Replacing the European Joint Aviation Authorities with its planned successor, the single European Aviation Safety Authority (EASA), over the next five years is going to be fraught with difficulties, according to JAA director-general Klaus Koplin. The JAA has completed its basic task, Koplin says, and its remaining job is to help its member nations implement the existing Joint Aviation Requirements.

The difficulty with the EASA is that there is no legal or constitutional precedent for it, says Koplin. Effectively it will be the first European federal executive body devolved from the European Commission. Many JAA nations are still finding it difficult to implement JARs through their own legal systems, so they will find it harder still to absorb legally, politically and constitutionally the loss of sovereignty which the creation of the EASA implies, he says.
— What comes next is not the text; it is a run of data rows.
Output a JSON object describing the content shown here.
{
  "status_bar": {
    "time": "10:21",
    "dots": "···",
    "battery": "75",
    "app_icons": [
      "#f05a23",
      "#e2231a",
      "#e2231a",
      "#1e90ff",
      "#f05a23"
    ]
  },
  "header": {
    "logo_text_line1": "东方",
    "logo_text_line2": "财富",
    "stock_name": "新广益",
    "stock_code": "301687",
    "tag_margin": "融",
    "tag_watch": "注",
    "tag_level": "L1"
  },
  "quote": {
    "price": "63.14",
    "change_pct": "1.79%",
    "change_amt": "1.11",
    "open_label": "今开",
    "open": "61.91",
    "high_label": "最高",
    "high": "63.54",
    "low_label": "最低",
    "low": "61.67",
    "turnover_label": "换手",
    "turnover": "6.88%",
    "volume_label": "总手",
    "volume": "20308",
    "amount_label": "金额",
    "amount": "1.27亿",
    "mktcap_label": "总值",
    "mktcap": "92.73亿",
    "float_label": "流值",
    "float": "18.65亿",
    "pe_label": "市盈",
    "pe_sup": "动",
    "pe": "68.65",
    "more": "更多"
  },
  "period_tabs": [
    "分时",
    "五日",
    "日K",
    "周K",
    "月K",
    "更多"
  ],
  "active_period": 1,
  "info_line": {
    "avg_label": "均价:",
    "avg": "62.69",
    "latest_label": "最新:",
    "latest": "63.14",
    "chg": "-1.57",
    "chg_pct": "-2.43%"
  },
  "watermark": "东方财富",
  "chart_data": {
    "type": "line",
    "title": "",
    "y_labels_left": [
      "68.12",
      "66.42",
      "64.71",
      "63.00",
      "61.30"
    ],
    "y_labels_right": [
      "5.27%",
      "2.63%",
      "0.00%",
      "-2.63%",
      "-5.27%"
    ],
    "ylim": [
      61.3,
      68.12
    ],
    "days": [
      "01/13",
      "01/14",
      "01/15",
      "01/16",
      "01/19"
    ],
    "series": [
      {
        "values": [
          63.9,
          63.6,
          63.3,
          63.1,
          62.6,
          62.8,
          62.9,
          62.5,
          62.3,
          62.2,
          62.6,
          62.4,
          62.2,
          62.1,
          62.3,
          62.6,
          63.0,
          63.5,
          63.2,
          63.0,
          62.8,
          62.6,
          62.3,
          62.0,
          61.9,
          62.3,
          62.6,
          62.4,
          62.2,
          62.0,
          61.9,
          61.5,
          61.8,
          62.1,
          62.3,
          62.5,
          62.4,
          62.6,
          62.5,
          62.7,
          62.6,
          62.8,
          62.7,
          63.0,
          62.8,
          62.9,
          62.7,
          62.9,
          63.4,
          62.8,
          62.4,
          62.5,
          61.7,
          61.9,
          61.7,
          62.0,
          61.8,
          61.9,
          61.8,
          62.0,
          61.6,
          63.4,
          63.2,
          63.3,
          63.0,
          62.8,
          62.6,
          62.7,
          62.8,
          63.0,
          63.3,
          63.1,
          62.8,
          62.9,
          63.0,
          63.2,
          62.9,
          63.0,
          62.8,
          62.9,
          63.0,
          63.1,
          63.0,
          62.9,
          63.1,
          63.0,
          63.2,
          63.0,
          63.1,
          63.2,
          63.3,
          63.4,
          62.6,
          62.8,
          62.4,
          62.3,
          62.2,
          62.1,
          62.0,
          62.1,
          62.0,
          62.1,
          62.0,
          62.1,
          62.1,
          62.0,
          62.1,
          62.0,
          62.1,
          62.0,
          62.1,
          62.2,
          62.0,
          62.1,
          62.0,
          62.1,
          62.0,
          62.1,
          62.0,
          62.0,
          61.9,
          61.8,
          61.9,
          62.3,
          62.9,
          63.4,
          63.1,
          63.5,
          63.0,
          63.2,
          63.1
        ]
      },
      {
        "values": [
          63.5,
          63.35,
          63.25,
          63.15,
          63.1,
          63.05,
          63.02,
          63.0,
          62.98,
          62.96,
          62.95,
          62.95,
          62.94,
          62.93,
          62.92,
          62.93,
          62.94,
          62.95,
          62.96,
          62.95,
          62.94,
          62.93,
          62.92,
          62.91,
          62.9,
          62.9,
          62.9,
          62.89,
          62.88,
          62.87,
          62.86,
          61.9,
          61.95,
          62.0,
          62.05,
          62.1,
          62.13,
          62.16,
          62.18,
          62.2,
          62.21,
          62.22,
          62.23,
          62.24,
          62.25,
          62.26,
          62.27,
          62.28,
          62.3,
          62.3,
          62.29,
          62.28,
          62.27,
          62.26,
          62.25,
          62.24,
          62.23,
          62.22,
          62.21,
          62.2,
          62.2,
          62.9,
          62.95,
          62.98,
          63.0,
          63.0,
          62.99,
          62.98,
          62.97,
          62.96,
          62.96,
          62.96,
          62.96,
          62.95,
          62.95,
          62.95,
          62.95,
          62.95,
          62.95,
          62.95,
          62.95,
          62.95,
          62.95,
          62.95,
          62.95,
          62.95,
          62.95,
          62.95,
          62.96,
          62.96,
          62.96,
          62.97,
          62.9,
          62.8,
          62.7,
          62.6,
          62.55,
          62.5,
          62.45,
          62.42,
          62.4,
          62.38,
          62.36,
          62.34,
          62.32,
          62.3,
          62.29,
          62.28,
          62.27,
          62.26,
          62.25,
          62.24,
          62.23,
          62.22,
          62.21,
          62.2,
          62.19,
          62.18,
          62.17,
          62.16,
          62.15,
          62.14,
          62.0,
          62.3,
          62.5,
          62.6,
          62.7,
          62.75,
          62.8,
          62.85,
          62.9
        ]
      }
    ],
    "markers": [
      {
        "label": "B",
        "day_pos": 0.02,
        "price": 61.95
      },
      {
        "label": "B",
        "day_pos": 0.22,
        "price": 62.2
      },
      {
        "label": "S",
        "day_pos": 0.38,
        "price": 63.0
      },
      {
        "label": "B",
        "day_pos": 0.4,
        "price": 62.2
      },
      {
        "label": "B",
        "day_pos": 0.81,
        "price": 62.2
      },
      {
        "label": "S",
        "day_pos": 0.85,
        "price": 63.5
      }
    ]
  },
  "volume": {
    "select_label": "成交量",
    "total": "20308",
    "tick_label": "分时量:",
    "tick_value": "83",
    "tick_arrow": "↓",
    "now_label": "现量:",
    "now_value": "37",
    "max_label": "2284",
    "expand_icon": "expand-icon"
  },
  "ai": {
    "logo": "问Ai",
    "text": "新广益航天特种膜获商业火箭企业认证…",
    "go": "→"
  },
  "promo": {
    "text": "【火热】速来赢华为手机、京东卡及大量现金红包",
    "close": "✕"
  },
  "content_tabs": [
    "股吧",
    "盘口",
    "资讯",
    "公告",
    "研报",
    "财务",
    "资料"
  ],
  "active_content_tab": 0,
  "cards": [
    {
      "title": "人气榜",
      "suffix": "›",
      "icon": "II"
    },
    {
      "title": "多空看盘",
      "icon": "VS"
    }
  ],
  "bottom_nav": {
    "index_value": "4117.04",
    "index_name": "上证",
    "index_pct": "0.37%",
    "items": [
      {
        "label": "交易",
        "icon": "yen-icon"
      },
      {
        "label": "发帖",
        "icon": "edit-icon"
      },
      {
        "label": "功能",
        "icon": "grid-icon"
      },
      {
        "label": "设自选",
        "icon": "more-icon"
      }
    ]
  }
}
All the national aviation authorities are in favour of the EASA concept, "but some have not clearly made up their mind about how this will tie in with the current legal and political system, especially where regulations are concerned." There is no precedent for separating regulation from oversight, adds Koplin. The EASA would provide the regulation, the national aviation authorities the oversight, he says.

Working towards the EASA, the JAA is going to have to "streamline itself", Koplin predicts, reducing itself from a three-layer executive to two layers. This will not be easy because a closer definition of the new agency's structure will be necessary before demolishing anything of the existing one, he adds.

Source: Flight International